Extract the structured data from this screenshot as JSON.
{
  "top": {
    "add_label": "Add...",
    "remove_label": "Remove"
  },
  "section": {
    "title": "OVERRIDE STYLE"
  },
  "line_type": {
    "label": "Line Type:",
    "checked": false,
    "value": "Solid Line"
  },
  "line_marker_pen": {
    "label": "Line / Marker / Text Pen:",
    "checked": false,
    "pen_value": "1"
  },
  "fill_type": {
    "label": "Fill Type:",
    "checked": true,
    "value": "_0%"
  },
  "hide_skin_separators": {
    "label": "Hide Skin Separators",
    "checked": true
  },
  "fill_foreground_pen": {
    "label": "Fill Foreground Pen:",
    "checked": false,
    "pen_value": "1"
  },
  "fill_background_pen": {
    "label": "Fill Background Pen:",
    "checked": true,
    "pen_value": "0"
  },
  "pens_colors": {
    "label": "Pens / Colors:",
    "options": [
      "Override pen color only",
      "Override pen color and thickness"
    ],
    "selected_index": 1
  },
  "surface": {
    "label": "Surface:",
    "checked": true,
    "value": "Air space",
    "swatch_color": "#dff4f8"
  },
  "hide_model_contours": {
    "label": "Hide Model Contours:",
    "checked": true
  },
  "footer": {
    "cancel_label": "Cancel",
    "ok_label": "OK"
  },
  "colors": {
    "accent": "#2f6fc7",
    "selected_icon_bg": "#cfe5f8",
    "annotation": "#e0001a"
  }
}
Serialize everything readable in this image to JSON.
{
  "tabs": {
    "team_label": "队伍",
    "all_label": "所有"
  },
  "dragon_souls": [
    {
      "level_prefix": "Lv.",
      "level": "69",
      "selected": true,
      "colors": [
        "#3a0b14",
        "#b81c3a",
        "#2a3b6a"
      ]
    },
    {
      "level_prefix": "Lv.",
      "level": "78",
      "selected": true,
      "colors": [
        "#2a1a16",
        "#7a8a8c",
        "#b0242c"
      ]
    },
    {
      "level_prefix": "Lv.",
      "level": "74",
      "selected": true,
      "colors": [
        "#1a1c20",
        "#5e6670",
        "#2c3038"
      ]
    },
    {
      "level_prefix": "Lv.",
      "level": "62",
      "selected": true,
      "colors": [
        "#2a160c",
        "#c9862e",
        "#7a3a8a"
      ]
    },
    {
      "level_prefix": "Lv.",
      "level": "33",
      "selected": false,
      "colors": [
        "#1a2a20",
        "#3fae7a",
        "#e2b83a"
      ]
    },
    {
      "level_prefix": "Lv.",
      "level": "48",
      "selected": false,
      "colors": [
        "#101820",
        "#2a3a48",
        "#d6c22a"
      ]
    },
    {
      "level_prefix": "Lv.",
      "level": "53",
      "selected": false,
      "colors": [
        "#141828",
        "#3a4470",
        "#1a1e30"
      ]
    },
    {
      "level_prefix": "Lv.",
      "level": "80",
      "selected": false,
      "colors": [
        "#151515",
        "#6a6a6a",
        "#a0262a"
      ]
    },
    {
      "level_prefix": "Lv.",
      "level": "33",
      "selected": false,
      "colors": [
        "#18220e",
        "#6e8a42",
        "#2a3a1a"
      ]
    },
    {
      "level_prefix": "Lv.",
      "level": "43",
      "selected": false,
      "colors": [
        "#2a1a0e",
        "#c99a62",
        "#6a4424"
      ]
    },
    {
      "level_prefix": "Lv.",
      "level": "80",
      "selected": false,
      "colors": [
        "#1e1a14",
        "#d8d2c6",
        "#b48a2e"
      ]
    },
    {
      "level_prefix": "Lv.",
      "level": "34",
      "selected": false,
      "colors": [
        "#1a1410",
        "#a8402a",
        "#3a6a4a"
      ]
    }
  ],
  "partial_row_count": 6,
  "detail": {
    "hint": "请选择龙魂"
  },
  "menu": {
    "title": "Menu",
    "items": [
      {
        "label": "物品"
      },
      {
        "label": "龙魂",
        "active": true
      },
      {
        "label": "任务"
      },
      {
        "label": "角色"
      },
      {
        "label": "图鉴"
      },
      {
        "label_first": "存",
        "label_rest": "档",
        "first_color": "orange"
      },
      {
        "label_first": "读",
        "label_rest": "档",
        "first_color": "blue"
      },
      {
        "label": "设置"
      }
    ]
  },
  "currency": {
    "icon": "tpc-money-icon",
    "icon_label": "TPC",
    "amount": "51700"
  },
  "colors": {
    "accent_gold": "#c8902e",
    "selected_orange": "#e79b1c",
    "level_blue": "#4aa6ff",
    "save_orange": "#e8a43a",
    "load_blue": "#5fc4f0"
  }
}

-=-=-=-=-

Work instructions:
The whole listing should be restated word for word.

Answer space:
Extract the structured data from this screenshot as JSON.
{
  "top": {
    "add_label": "Add...",
    "remove_label": "Remove"
  },
  "section": {
    "title": "OVERRIDE STYLE"
  },
  "line_type": {
    "label": "Line Type:",
    "checked": false,
    "value": "Solid Line"
  },
  "line_marker_pen": {
    "label": "Line / Marker / Text Pen:",
    "checked": false,
    "pen_value": "1"
  },
  "fill_type": {
    "label": "Fill Type:",
    "checked": true,
    "value": "_0%"
  },
  "hide_skin_separators": {
    "label": "Hide Skin Separators",
    "checked": true
  },
  "fill_foreground_pen": {
    "label": "Fill Foreground Pen:",
    "checked": false,
    "pen_value": "1"
  },
  "fill_background_pen": {
    "label": "Fill Background Pen:",
    "checked": true,
    "pen_value": "0"
  },
  "pens_colors": {
    "label": "Pens / Colors:",
    "options": [
      "Override pen color only",
      "Override pen color and thickness"
    ],
    "selected_index": 1
  },
  "surface": {
    "label": "Surface:",
    "checked": true,
    "value": "Air space",
    "swatch_color": "#dff4f8"
  },
  "hide_model_contours": {
    "label": "Hide Model Contours:",
    "checked": true
  },
  "footer": {
    "cancel_label": "Cancel",
    "ok_label": "OK"
  },
  "colors": {
    "accent": "#2f6fc7",
    "selected_icon_bg": "#cfe5f8",
    "annotation": "#e0001a"
  }
}
Serialize everything readable in this image to JSON.
{
  "tabs": {
    "team_label": "队伍",
    "all_label": "所有"
  },
  "dragon_souls": [
    {
      "level_prefix": "Lv.",
      "level": "69",
      "selected": true,
      "colors": [
        "#3a0b14",
        "#b81c3a",
        "#2a3b6a"
      ]
    },
    {
      "level_prefix": "Lv.",
      "level": "78",
      "selected": true,
      "colors": [
        "#2a1a16",
        "#7a8a8c",
        "#b0242c"
      ]
    },
    {
      "level_prefix": "Lv.",
      "level": "74",
      "selected": true,
      "colors": [
        "#1a1c20",
        "#5e6670",
        "#2c3038"
      ]
    },
    {
      "level_prefix": "Lv.",
      "level": "62",
      "selected": true,
      "colors": [
        "#2a160c",
        "#c9862e",
        "#7a3a8a"
      ]
    },
    {
      "level_prefix": "Lv.",
      "level": "33",
      "selected": false,
      "colors": [
        "#1a2a20",
        "#3fae7a",
        "#e2b83a"
      ]
    },
    {
      "level_prefix": "Lv.",
      "level": "48",
      "selected": false,
      "colors": [
        "#101820",
        "#2a3a48",
        "#d6c22a"
      ]
    },
    {
      "level_prefix": "Lv.",
      "level": "53",
      "selected": false,
      "colors": [
        "#141828",
        "#3a4470",
        "#1a1e30"
      ]
    },
    {
      "level_prefix": "Lv.",
      "level": "80",
      "selected": false,
      "colors": [
        "#151515",
        "#6a6a6a",
        "#a0262a"
      ]
    },
    {
      "level_prefix": "Lv.",
      "level": "33",
      "selected": false,
      "colors": [
        "#18220e",
        "#6e8a42",
        "#2a3a1a"
      ]
    },
    {
      "level_prefix": "Lv.",
      "level": "43",
      "selected": false,
      "colors": [
        "#2a1a0e",
        "#c99a62",
        "#6a4424"
      ]
    },
    {
      "level_prefix": "Lv.",
      "level": "80",
      "selected": false,
      "colors": [
        "#1e1a14",
        "#d8d2c6",
        "#b48a2e"
      ]
    },
    {
      "level_prefix": "Lv.",
      "level": "34",
      "selected": false,
      "colors": [
        "#1a1410",
        "#a8402a",
        "#3a6a4a"
      ]
    }
  ],
  "partial_row_count": 6,
  "detail": {
    "hint": "请选择龙魂"
  },
  "menu": {
    "title": "Menu",
    "items": [
      {
        "label": "物品"
      },
      {
        "label": "龙魂",
        "active": true
      },
      {
        "label": "任务"
      },
      {
        "label": "角色"
      },
      {
        "label": "图鉴"
      },
      {
        "label_first": "存",
        "label_rest": "档",
        "first_color": "orange"
      },
      {
        "label_first": "读",
        "label_rest": "档",
        "first_color": "blue"
      },
      {
        "label": "设置"
      }
    ]
  },
  "currency": {
    "icon": "tpc-money-icon",
    "icon_label": "TPC",
    "amount": "51700"
  },
  "colors": {
    "accent_gold": "#c8902e",
    "selected_orange": "#e79b1c",
    "level_blue": "#4aa6ff",
    "save_orange": "#e8a43a",
    "load_blue": "#5fc4f0"
  }
}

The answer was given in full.